Proponents of the law argued that the Pawnbroking Act provided some benefits to law enforcement. For example, it required mandatory thumbprint on all pawn transactions, provided for background checks on prospective pawnshop owners, and shifted responsibility for regulating the industry to Florida's Department of Agriculture and Consumer Services, which has the ability to revoke a pawnshop license, but is generally limited to issuing fines.
However, those favoring the law failed to mention that most jurisdictions already had appropriate ordinances which required that the pawner leave a thumbprint, or that the requirement was actually removed from the state statue by legislators only two years earlier, pushed, no doubt, by an industry aware of what specific physical evidence might reveal. And, while the law did deny anyone convicted of a felony (within 10 years) from owning a pawnshop, it did nothing about those working in the pawnships, and actually dropped several misdemeanor and civil provisions contained in the previous statute.
A recent "sting" operation highlights the most glaring and frustrating aspect of policing the pawn industry, and demonstrates how insulated the industry has become. Shabbily dressed undercover detectives pushed a shopping cart to a local pawnshop and tried to unload a new computer monitor, which they referred to as a television set. The detective offered the "homeless camp" as their local address, and produced a department of corrections inmate card as required identification (the lamination was folder at the corner and the photograph was loose).

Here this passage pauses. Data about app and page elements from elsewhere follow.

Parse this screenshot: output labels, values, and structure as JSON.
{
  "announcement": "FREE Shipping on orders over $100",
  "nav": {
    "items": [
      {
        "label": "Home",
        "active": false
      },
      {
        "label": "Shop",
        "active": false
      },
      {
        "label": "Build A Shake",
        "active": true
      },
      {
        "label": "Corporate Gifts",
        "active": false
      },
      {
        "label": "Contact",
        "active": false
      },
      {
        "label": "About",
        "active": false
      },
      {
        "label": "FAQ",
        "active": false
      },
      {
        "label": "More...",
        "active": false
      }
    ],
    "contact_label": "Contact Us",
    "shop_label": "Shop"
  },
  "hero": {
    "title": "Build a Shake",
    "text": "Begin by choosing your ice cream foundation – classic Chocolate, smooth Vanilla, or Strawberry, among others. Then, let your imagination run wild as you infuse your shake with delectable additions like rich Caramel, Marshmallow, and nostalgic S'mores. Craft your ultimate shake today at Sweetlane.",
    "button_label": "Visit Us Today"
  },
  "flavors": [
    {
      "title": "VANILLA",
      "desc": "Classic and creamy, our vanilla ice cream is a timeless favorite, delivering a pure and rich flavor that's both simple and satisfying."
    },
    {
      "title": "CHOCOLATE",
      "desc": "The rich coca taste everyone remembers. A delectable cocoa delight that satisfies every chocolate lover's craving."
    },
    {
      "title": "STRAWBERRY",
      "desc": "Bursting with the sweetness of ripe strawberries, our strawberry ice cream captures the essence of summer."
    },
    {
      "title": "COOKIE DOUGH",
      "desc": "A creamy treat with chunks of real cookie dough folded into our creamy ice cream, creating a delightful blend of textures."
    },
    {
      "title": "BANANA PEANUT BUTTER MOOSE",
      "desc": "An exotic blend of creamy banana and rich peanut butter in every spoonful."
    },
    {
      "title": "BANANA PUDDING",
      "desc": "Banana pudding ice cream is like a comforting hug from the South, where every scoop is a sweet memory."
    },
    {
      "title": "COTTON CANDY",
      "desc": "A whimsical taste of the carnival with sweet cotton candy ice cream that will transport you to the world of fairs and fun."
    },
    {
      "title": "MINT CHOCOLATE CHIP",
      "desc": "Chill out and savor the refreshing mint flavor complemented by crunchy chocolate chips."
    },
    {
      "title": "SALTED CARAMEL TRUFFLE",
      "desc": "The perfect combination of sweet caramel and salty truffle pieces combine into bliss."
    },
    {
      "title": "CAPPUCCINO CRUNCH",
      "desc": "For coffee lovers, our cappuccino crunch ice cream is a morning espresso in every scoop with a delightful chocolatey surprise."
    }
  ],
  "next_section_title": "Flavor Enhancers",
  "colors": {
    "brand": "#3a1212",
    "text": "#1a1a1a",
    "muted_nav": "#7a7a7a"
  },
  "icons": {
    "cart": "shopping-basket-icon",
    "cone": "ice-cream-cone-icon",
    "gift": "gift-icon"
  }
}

The detectives made it obvious that they did not know what they were offering for sale, and said that they had just "gotten" it. When asked if the property belonged to them, they paused and looked at each other, before saying "yeah." The case was presented for prosecution and declined. Pawnshops, it was decided, need only follow the letter of the law, regardless of how obvious the situation. If the pawner claims ownership of the property, the deal is done.
As a result of this decision, important changes to the sate's "dealing in stolen property" statutes are now being considered.